Ever inventive, though, human nature looked likely to circumvent such measures. Clayton drew attention to advice currently being given to readers of an online women’s magazine. This included detailed instructions on how to check out partners, ex-partners and rivals using the social networking sites Facebook and MySpace. This positive incitement to cyberstalk ran completely contrary to the theme of the day but was interesting for its insight into a culture which apparently sees no irony in shouting for personal protection whilst believing in its right to revenge.
Broadly, Clayton was for educating online users about current dangers but said that education had its limits as the subject was too complex. His general advice was that people should regularly patch their OS and all programs, that they should patch their router firmware and change the router’s default administrator password.
These basic security steps would, of course, help ward off possible system attacks from the outside. But, perverse as ever, humankind seems determined to escalate information risk in private even as it pays lip service to information assurance in public. The modern measure of true love, Richard Clayton said, is to share your passwords with your partner. When things go wrong, this naturally makes it easy for the newly scorned to snoop on their ex online.
Panel discussions followed the Powerpoints. Notable amongst these was a gathering of guests from o2, Vodaphone, Phonepay Plus and 3 who managed to sound only mildly concerned about the digital safety of the UK’s 75 million mobile users.
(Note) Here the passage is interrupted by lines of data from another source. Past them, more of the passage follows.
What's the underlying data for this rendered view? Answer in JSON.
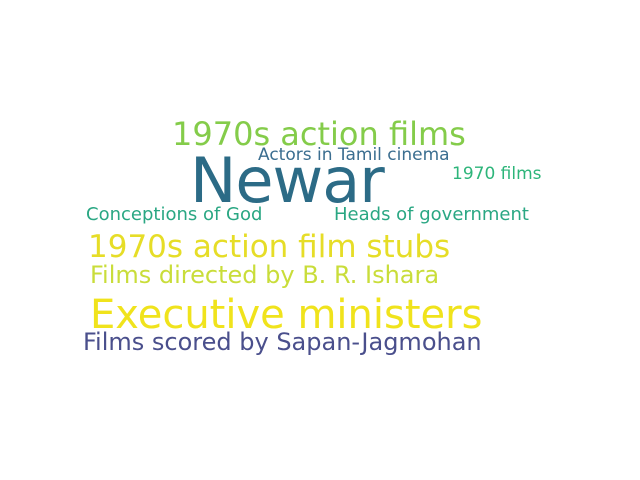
{
  "words": [
    {
      "text": "Newar",
      "color": "#2c6b86"
    },
    {
      "text": "1970s action films",
      "color": "#84cc4a"
    },
    {
      "text": "Actors in Tamil cinema",
      "color": "#3b6e90"
    },
    {
      "text": "1970 films",
      "color": "#2db57a"
    },
    {
      "text": "Conceptions of God",
      "color": "#2aa783"
    },
    {
      "text": "Heads of government",
      "color": "#2aa783"
    },
    {
      "text": "1970s action film stubs",
      "color": "#e6dd27"
    },
    {
      "text": "Films directed by B. R. Ishara",
      "color": "#c9dd3a"
    },
    {
      "text": "Executive ministers",
      "color": "#f0e31c"
    },
    {
      "text": "Films scored by Sapan-Jagmohan",
      "color": "#4a4f8c"
    }
  ]
}
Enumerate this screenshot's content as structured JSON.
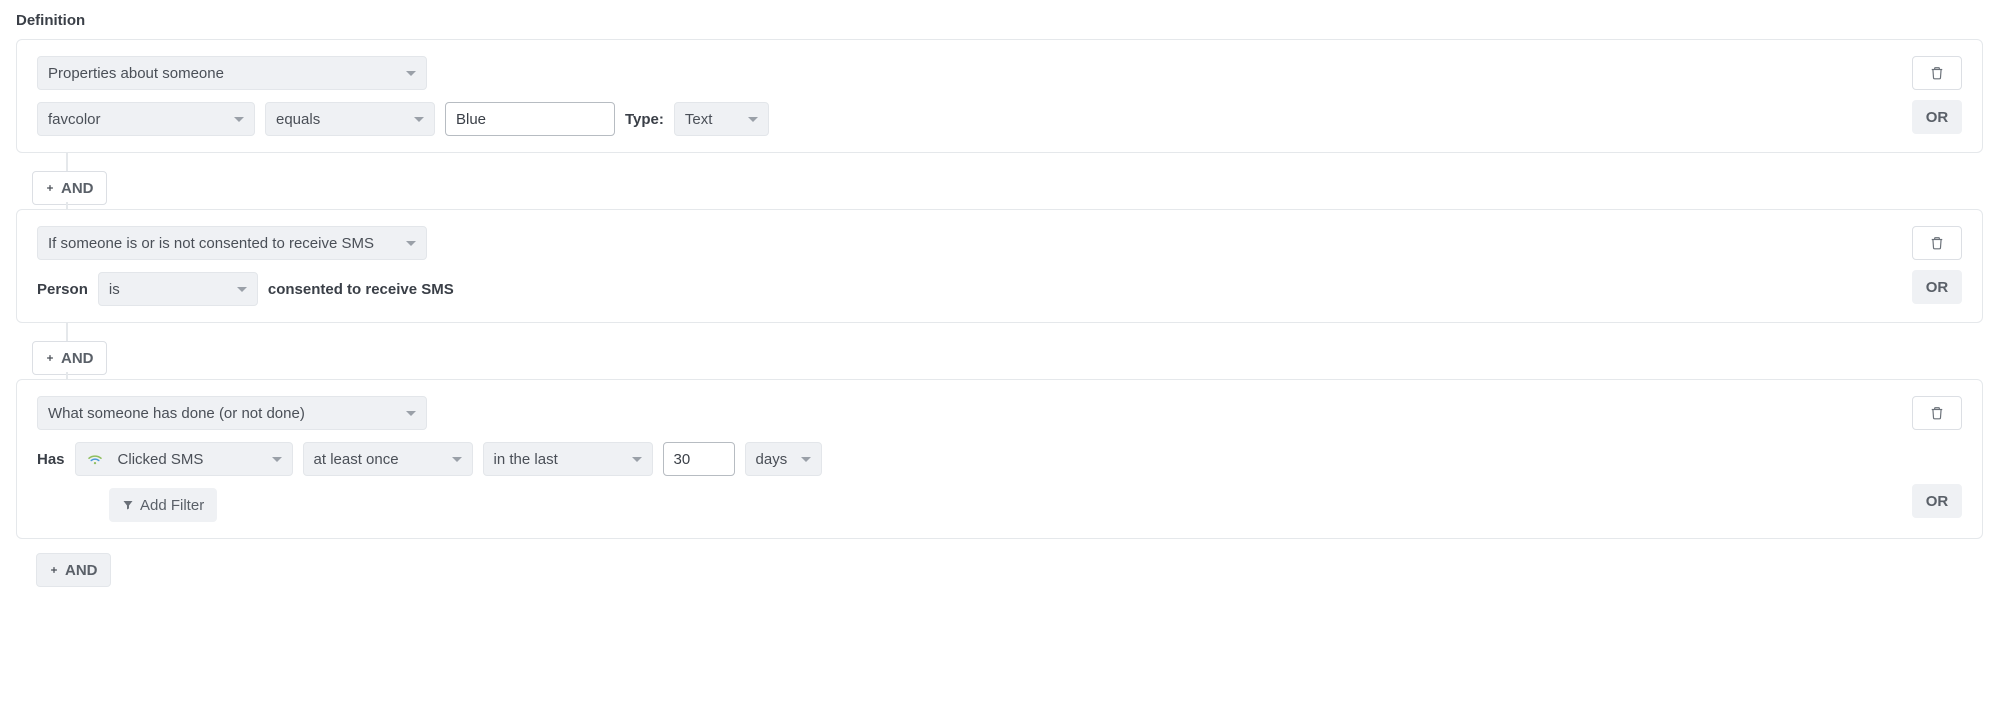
{
  "section_title": "Definition",
  "buttons": {
    "and": "AND",
    "or": "OR",
    "add_filter": "Add Filter"
  },
  "labels": {
    "type": "Type:",
    "person": "Person",
    "has": "Has",
    "consented_suffix": "consented to receive SMS"
  },
  "card1": {
    "condition_type": "Properties about someone",
    "property": "favcolor",
    "operator": "equals",
    "value": "Blue",
    "value_type": "Text"
  },
  "card2": {
    "condition_type": "If someone is or is not consented to receive SMS",
    "is_state": "is"
  },
  "card3": {
    "condition_type": "What someone has done (or not done)",
    "event": "Clicked SMS",
    "frequency": "at least once",
    "time_operator": "in the last",
    "time_value": "30",
    "time_unit": "days"
  }
}
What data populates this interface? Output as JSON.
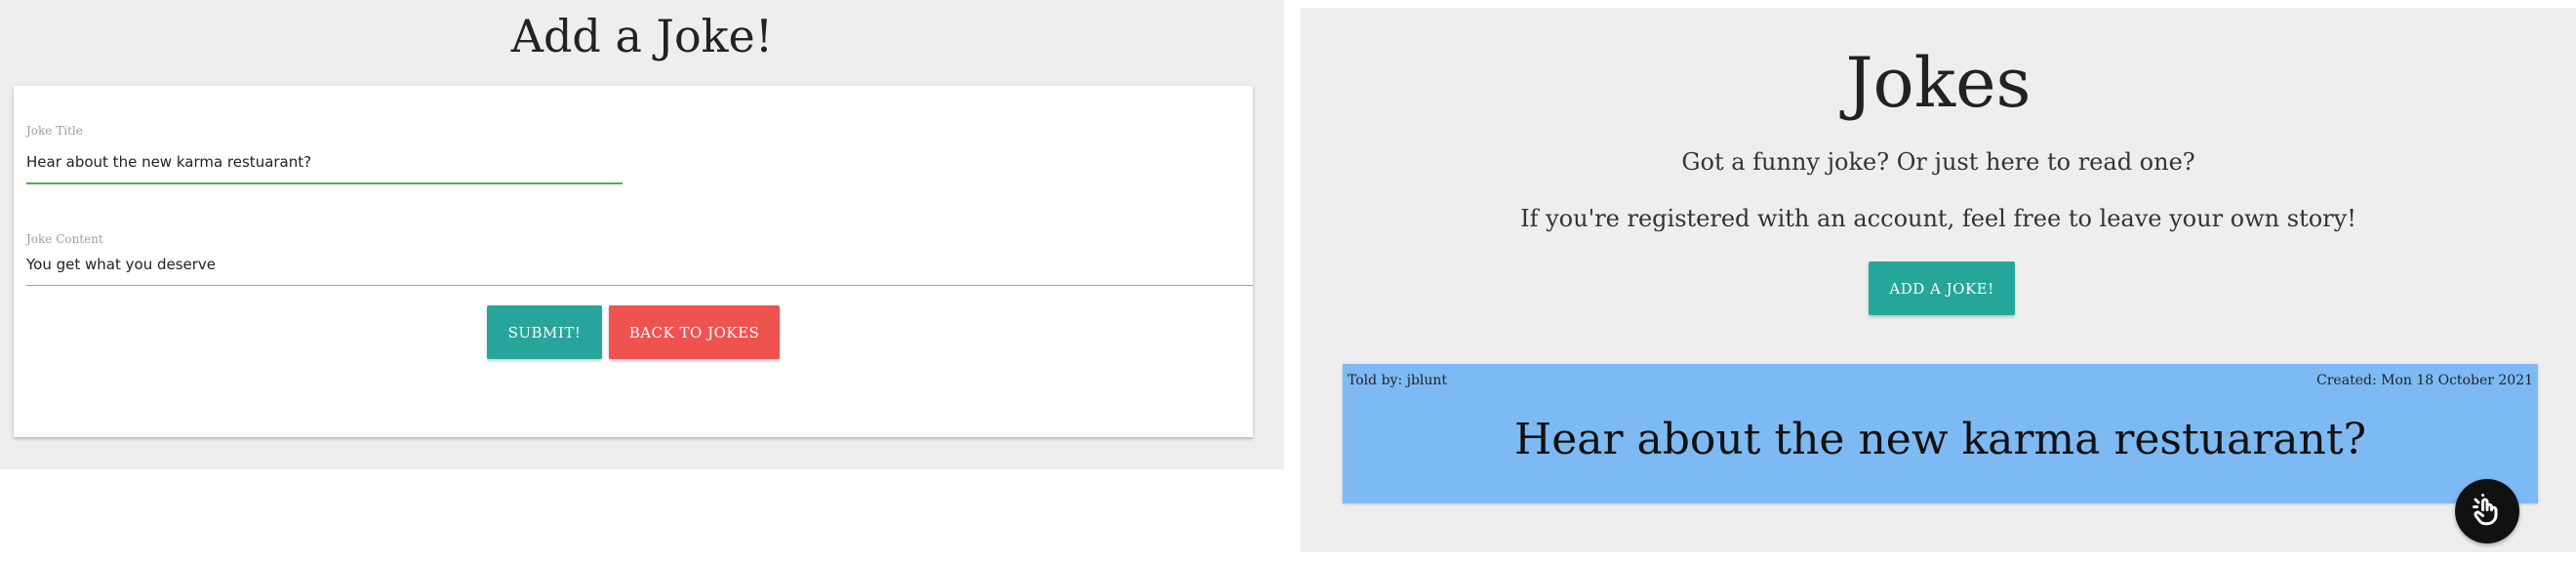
{
  "add_page": {
    "title": "Add a Joke!",
    "form": {
      "title_label": "Joke Title",
      "title_value": "Hear about the new karma restuarant?",
      "content_label": "Joke Content",
      "content_value": "You get what you deserve"
    },
    "buttons": {
      "submit": "SUBMIT!",
      "back": "BACK TO JOKES"
    }
  },
  "jokes_page": {
    "title": "Jokes",
    "tagline_1": "Got a funny joke? Or just here to read one?",
    "tagline_2": "If you're registered with an account, feel free to leave your own story!",
    "add_button": "ADD A JOKE!",
    "joke": {
      "told_by": "Told by: jblunt",
      "created": "Created: Mon 18 October 2021",
      "title": "Hear about the new karma restuarant?"
    },
    "fab_icon": "pointer-hand-icon"
  },
  "colors": {
    "teal": "#26a69a",
    "red": "#ef5350",
    "card_blue": "#7dbaf3",
    "focus_green": "#4caf50",
    "panel_gray": "#eeeeee"
  }
}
Blame spreading, if not exactly shifting, was high on the agenda here with everyone from ISPs through to parents and teachers being called on to help children and users in general to ‘manage their own information’.
Jan Collie can be contacted through The Digital Detective website at www.thedigitaldetective.ltd.uk